Looking at the records below, state how many lines include the string "label" and add nothing further.

§ AVAILABLE RECORDS
§ §

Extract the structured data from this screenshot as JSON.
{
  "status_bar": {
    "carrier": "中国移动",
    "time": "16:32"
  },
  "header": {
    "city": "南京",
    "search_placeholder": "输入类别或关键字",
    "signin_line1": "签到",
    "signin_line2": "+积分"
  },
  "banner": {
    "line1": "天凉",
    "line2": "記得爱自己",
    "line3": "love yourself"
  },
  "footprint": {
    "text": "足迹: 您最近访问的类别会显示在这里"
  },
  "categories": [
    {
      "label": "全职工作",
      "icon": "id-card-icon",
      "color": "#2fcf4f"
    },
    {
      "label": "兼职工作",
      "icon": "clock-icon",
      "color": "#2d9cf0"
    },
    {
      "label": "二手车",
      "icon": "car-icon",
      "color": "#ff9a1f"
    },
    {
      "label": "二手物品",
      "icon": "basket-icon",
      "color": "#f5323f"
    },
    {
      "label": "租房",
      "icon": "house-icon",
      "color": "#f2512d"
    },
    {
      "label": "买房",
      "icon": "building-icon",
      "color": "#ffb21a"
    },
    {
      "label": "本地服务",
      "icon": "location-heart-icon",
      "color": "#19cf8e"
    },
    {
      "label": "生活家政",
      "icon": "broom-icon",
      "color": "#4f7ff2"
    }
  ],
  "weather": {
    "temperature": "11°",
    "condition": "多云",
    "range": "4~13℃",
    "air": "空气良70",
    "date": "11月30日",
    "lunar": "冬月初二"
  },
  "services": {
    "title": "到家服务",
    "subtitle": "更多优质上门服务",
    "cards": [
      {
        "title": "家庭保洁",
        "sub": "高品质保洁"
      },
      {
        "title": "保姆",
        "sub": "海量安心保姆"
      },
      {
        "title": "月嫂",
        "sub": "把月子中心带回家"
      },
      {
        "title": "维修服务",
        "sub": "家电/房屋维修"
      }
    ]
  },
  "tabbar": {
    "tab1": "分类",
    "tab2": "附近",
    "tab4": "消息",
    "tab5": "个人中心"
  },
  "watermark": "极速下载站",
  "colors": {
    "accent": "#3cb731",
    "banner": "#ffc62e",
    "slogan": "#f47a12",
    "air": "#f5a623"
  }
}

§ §

§ COMPLETED EXERCISE
8